Knowing I need more night riding, I decided that last night's clear, starry sky, would be the perfect opportunity to get a solid 4 hours in. The near-full moon even allowed me to turn my light off for a while and just enjoy the crisp air and stillness of the night. I hit up some singletrack that was fast and surprisingly still frozen--ie not muddy. The rest was road riding that provided a good mix of hills and fast flats. My legs felt strong and I could've ridden all night. I found that sweet spot that felt almost effortless, yet when I looked down, I was surprised at my pace. I was in the proverbial "zone."

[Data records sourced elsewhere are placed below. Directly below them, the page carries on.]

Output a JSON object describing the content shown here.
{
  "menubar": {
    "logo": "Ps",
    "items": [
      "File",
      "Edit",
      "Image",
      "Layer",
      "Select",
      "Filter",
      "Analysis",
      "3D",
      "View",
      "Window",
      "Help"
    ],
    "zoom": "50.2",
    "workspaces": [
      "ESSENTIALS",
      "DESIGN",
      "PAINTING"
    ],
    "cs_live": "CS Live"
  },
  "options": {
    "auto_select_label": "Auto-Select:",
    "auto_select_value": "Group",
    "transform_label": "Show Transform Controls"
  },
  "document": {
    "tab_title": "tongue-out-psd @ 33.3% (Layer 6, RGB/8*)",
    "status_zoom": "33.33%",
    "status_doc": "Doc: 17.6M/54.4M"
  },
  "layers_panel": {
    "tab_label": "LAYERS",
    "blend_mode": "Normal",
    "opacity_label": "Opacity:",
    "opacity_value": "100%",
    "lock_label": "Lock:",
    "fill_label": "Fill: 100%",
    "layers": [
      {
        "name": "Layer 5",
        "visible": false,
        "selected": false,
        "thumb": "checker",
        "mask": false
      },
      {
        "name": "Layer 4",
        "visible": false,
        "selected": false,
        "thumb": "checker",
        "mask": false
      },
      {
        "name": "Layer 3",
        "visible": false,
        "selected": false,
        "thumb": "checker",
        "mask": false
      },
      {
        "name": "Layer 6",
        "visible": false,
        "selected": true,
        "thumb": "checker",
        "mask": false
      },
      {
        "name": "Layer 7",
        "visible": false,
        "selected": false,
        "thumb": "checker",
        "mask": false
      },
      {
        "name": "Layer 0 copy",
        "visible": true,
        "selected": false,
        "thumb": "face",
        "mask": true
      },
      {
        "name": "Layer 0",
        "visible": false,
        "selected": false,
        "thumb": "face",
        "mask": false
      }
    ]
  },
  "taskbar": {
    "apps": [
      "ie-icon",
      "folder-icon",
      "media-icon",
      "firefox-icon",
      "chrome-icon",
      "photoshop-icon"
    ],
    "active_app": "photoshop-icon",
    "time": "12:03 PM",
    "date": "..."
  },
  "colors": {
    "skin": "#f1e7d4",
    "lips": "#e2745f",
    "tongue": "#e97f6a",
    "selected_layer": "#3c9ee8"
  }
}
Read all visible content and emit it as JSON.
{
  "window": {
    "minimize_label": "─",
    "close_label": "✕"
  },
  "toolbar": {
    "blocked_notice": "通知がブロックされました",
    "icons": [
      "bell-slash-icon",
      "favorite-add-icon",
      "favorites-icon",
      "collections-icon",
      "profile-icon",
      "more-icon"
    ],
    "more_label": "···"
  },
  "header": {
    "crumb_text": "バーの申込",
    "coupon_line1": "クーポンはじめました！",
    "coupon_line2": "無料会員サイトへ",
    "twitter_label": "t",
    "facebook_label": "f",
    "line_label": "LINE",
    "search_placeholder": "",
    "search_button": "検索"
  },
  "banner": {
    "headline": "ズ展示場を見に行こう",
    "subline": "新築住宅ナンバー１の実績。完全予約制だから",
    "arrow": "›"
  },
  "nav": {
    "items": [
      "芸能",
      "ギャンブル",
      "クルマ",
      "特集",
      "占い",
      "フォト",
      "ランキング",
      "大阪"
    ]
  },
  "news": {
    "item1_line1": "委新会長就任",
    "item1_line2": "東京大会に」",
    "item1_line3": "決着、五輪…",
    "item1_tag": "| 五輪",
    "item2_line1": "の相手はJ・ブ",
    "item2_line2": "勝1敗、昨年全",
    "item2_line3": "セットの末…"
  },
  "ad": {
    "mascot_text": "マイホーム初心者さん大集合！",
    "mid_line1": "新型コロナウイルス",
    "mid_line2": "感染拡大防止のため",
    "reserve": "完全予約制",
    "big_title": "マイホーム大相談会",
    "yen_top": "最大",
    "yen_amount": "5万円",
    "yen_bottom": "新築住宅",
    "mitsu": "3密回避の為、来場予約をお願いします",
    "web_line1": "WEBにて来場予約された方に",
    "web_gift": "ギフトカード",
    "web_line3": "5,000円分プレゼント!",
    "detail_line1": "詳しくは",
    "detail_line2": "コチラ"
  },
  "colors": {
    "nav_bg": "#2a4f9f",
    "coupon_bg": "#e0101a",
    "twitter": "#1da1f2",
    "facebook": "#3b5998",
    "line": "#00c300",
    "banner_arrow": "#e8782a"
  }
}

I stayed here for literally three of the four hours. There was an eerie stillness to the night and time barely existed. There was no traffic in the canyon and each hill I climbed put me closer to the starry abyss that seemingly engulfed me. I turned off the road and began climbing up a snowy, frozen trail. Endless switchbacks put me on a wide, grassy bench about 20 minutes later. The trail flowed back and forth across the bench. It was fast, but narrow and tricky. Soon the trail began to wind down a hill and reconnected with the paved road. The slick, icy downhill demanded every ounce of my focus and my back tire was all over the place. I kept going, alert and aware, but never stopping or slowing. Speed was my friend here and allowing myself to think, even for a second about the ice and snow on the trail would be disaterous. Certain carnage....
A couple more hills and about 10 more miles....I was home. A truly surreal experience, to which I can only attempt a description. This was a ride I wished I wasn't solo. I would have loved for someone else to also experience the euphoric freedom of this still, starry night on a bike.
As I think back to about 24 hours ago, Edward Abbey's words ring in my ears:
"So get out there...mess around with your friends, ramble out yonder and explore the forests, climb the mountains, bag the peaks, run the rivers, breathe deep of that yet sweet and lucid air, sit quietly for a while and contemplate the precious stillness, the lovely, mysterious, and awesome space. Enjoy yourselves, keep your brain in your head and your head firmly attached to the body, the body active and alive, and I promise you this much; I promise you this one sweet victory over our enemies, over those desk-bound men and women with their hearts in a safe deposit box, and their eyes hypnotized by desk calculators. I promise you this: You will outlive the bastards."
Hmmmmm, time to open the safe deposit box?